I can – fortunately, due to weekend traffic – walk to the beach. The fact that this was a wise choice should have given me a clue about how crowded it was likely to be, but our beaches are never heaving and I thought it would be fine, particularly if I walked behind the dunes and across to the beach itself on the farther boardwalk which only the dog walkers seem to know. Now, the council have issued dog bans on many local beaches. Nobody seems to be quite clear which parts are OK and which are not – and in all fairness I must say that the maps are vague and completely lacking in ‘you are here’ arrows. However, there is absolutely NO excuse for what I put my foot in once I came off the boardwalk and set off down the stones towards the sand. I’ll just say that my sprint to the sea was worthy of Usain Bolt. With extra gagging accompaniment. BLEAGH.
(And while I’m on the subject, picking up after your dog is fine and dandy and lovely, but not if you then suspend the plastic bag from a tree / hang it from the handrail of a boardwalk / deposit it by the side of a picnic table and then forget to pick it up. Mucky pups, and I’m talking about the bad dog walkers and not their pets.)
Fortunately I was rescued from this life of relaxation and no knitting by a trip out to see a friend, her garden, her shepherd’s hut, some new and different countryside.

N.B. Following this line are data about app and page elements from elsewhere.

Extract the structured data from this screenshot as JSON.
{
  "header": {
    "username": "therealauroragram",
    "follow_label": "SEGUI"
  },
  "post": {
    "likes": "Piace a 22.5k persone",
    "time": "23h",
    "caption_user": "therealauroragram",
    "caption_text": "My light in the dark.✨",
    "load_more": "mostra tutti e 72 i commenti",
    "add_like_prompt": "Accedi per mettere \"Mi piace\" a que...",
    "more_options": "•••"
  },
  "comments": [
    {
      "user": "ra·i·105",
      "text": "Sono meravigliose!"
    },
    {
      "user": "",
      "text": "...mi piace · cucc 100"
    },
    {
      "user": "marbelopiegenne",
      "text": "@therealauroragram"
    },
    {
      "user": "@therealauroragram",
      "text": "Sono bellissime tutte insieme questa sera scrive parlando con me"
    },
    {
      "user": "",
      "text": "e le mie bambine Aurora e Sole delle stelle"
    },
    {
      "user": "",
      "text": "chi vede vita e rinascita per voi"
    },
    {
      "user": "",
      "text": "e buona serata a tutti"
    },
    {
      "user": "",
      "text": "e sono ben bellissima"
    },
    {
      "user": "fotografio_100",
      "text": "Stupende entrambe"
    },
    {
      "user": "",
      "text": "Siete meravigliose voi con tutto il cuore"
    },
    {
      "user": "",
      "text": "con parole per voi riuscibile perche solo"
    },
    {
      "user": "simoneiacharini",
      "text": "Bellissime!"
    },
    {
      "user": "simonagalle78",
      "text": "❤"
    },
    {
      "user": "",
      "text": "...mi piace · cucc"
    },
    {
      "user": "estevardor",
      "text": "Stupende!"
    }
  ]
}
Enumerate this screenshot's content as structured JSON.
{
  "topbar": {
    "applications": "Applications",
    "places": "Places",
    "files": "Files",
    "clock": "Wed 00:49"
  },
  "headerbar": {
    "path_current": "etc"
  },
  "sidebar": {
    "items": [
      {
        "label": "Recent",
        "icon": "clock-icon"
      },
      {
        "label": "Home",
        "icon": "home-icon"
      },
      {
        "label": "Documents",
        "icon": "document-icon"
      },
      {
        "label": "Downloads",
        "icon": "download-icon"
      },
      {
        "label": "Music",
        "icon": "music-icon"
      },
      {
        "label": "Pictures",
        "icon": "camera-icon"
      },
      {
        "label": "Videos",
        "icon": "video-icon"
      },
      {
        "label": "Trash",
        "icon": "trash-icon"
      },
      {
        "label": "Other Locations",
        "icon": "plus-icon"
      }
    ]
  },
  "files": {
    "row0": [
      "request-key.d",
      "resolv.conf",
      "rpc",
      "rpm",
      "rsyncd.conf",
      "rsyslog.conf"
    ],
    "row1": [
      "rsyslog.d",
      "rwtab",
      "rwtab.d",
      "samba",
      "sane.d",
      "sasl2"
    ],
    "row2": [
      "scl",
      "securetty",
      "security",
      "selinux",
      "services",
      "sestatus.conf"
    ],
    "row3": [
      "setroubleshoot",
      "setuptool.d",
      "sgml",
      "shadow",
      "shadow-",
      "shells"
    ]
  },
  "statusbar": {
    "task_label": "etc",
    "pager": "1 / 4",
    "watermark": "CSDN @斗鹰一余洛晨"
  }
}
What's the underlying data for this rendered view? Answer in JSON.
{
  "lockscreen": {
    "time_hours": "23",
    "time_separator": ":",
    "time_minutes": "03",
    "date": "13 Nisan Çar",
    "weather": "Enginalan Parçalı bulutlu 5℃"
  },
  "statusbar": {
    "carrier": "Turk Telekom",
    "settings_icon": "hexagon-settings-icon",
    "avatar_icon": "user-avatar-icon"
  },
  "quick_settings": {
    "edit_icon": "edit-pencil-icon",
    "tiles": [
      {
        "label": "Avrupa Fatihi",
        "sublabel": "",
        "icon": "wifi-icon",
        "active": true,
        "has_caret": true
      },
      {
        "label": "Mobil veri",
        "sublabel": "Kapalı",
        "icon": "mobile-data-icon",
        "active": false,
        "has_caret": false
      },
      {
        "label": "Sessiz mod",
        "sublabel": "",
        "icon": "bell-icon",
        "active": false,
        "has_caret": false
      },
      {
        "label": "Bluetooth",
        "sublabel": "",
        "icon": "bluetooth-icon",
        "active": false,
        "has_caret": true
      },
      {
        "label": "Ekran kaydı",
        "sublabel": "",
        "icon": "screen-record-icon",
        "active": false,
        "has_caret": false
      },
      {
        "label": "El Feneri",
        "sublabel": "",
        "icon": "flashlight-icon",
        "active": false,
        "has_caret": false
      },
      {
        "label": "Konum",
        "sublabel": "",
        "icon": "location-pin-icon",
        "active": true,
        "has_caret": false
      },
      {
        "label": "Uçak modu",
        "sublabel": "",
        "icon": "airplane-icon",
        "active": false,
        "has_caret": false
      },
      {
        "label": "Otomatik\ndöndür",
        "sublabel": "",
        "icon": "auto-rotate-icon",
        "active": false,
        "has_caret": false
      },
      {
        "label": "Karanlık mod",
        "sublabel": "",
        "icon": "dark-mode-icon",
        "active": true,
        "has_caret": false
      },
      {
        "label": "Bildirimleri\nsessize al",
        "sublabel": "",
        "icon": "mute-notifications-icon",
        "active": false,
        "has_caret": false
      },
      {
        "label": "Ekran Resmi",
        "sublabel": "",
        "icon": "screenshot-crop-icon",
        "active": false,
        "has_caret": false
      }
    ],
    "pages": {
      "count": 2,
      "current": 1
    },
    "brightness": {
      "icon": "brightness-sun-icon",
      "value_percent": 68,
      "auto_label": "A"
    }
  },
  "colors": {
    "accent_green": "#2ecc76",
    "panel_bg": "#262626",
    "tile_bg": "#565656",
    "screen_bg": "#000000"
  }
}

And there was even a real labrador to have resting on my lap. One whose owner feels equally violently about the plastic-bag amnesiacs, too.
That’s more like it.
How’s everyone else coping?